In a lecture at Fordham, an education expert disputed the notion of “our failing schools”
and said the real problem facing American schoolchildren is poverty.
“There’s nothing wrong, seriously wrong, with our schools. There is no crisis,” said Stephen Krashen, Ph.D., professor emeritus of learning and instruction at the University of Southern California. “The crisis is 100 percent manufactured. The whole thing is a hoax.”
When poverty is taken into account, “our scores are really good” on international tests that supposedly show American schools falling far behind their counterparts in other countries, he said. He noted that some better-performing countries—like Iceland and Luxembourg—have much smaller populations and don’t have the United States’ high rate of child poverty, the highest among industrialized countries. “I think maybe 10 kids took the test in Luxembourg,” he joked.
He decried the federal government’s push for more frequent testing and said what struggling schools need is more resources for children: food, health care, and above all, access to books.
“Children of poverty have practically nothing to read,” he said. “More access to books results in more reading. More reading results in more literacy development. That’s the bumper sticker.”
Krashen spoke on July 7 at Fordham College at Lincoln Center as part of a 10-day summer institute on multilingualism sponsored by the Graduate School of Education. The institute brought experts from around the country to address various aspects of multilingual education, in which educators seek to harness and strengthen bilingual students’ knowledge of their native languages as a way to help them learn English.
Krashen affirmed the value of a multilingual approach: “Kids in bilingual programs do better on tests of English reading than children in all-English programs,” he said. “It’s really hard getting this point across. It does work.”
He said bilingual education, as well as literacy education generally, works best when students have a chance to read for pleasure—silently, on their own, without interruptions. “Even in undisciplined, free, random reading, you build a huge amount of knowledge of the world,” while also absorbing the rules of language in a way that’s more effective than grammar drills and frequent testing, he said.
He asked: “How many of you read last night before you went to sleep, even though it was too late, and you shouldn’t have? This is addiction. The kind of reading that you and I do obsessively, all the time, is the most powerful.
“I am not saying, ‘If it feels good, it’s good for you,’” he said. “But if we’re doing it right, it should feel good. If we’re doing literacy and language development right, teachers and students should be having a pretty good time. If there’s pain, something’s really wrong.”
He cited research suggesting that access to books can counteract poverty’s effects on reading achievement. He described the paltry number of books in poor schools’ libraries and the lack of books in the homes of low-income students.

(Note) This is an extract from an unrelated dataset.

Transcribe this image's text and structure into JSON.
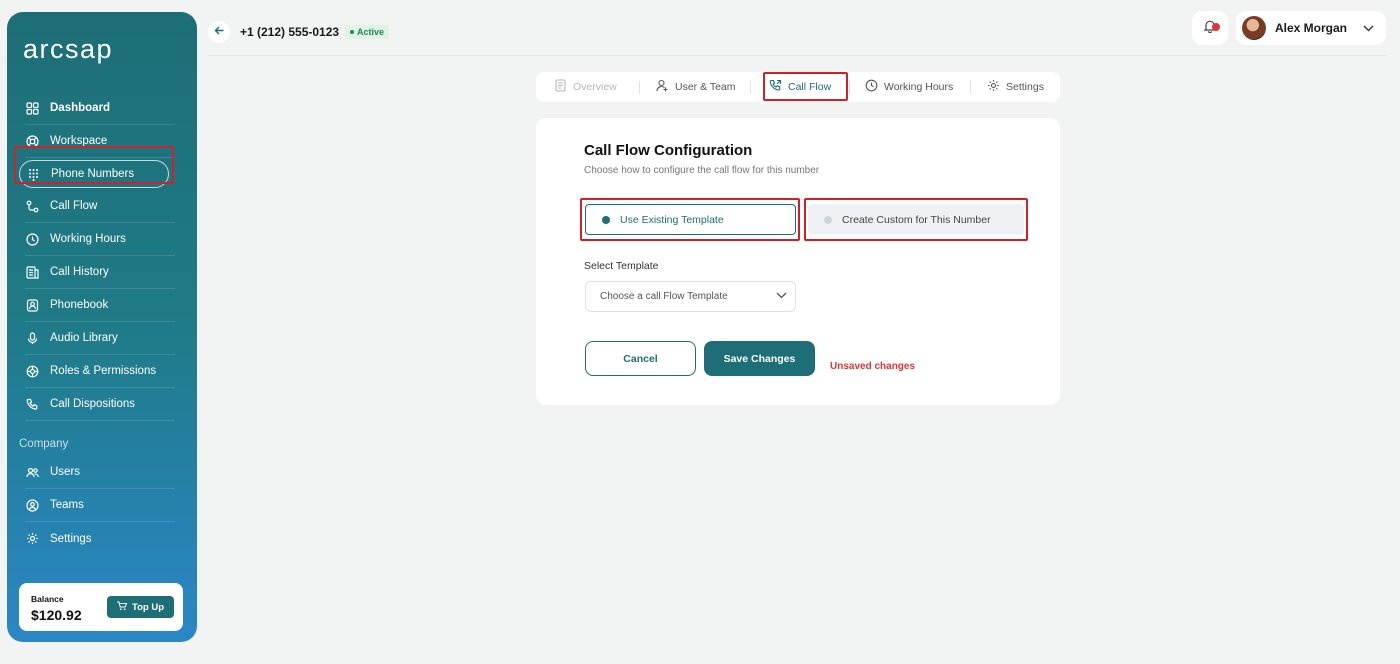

The money that’s being spent on testing, and developing computerized testing, should instead be used to pay for libraries, as well as health care and in-school meals that also make a crucial difference for students, he said.
“You can have the best teaching in the world and it’s not going to do anything when kids are hungry, when they haven’t had breakfast,” he said.

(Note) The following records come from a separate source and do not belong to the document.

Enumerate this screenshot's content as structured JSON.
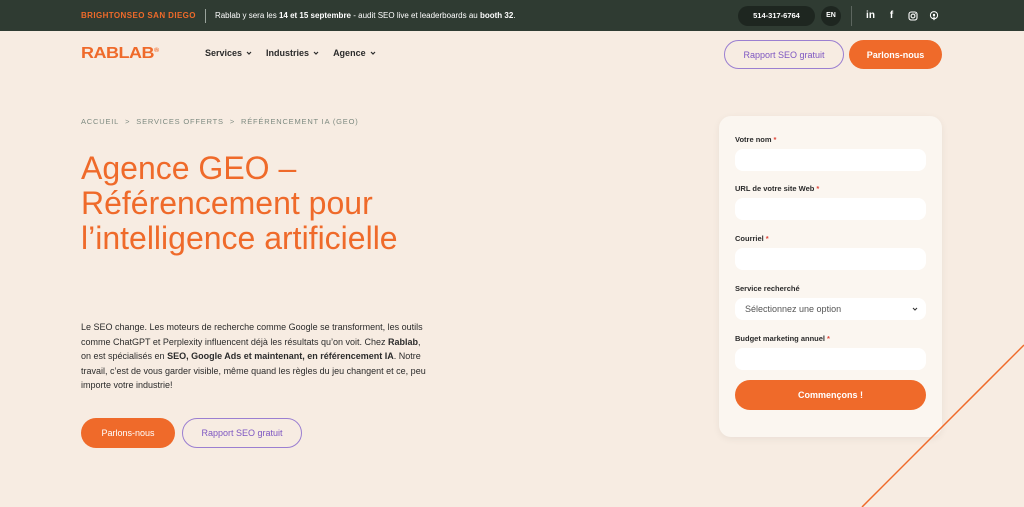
{
  "topbar": {
    "event_label": "BRIGHTONSEO SAN DIEGO",
    "announce_1": "Rablab y sera les ",
    "announce_bold_1": "14 et 15 septembre",
    "announce_2": " - audit SEO live et leaderboards  au ",
    "announce_bold_2": "booth 32",
    "announce_3": ".",
    "phone": "514-317-6764",
    "lang": "EN",
    "social_icons": [
      "linkedin-icon",
      "facebook-icon",
      "instagram-icon",
      "podcast-icon"
    ]
  },
  "header": {
    "logo": "RABLAB",
    "logo_sup": "®",
    "nav": [
      "Services",
      "Industries",
      "Agence"
    ],
    "btn_outline": "Rapport SEO gratuit",
    "btn_solid": "Parlons-nous"
  },
  "breadcrumb": [
    "ACCUEIL",
    ">",
    "SERVICES OFFERTS",
    ">",
    "RÉFÉRENCEMENT IA (GEO)"
  ],
  "hero": {
    "title": "Agence GEO – Référencement pour l’intelligence artificielle",
    "p1": "Le SEO change. Les moteurs de recherche comme Google se transforment, les outils comme ChatGPT et Perplexity influencent déjà les résultats qu’on voit. Chez ",
    "b1": "Rablab",
    "p2": ", on est spécialisés en ",
    "b2": "SEO, Google Ads et maintenant, en référencement IA",
    "p3": ". Notre travail, c’est de vous garder visible, même quand les règles du jeu changent et ce, peu importe votre industrie!",
    "cta_primary": "Parlons-nous",
    "cta_secondary": "Rapport SEO gratuit"
  },
  "form": {
    "fields": [
      {
        "label": "Votre nom",
        "required": "*"
      },
      {
        "label": "URL de votre site Web",
        "required": "*"
      },
      {
        "label": "Courriel",
        "required": "*"
      },
      {
        "label": "Service recherché",
        "required": ""
      },
      {
        "label": "Budget marketing annuel",
        "required": "*"
      }
    ],
    "select_value": "Sélectionnez une option",
    "submit": "Commençons !"
  },
  "colors": {
    "accent": "#ef6a2a",
    "dark": "#2f3b32",
    "purple": "#7d56c2",
    "background": "#f7ece2"
  }
}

He said he understands the need to evaluate students’ progress, but said there’s no evidence that the federal government’s push for more standardized tests will work. He said the National Assessment of Educational Progress already provides a good sample of students’ ability, and pointed to research showing that one famous standardized test, the SAT, failed to predict students’ success in college. A better predictor: high school grades.
“Grades—otherwise known as teacher evaluations, teacher judgments of students—is the best measure we’ve got,” he said. “It does everything these testing experts want.”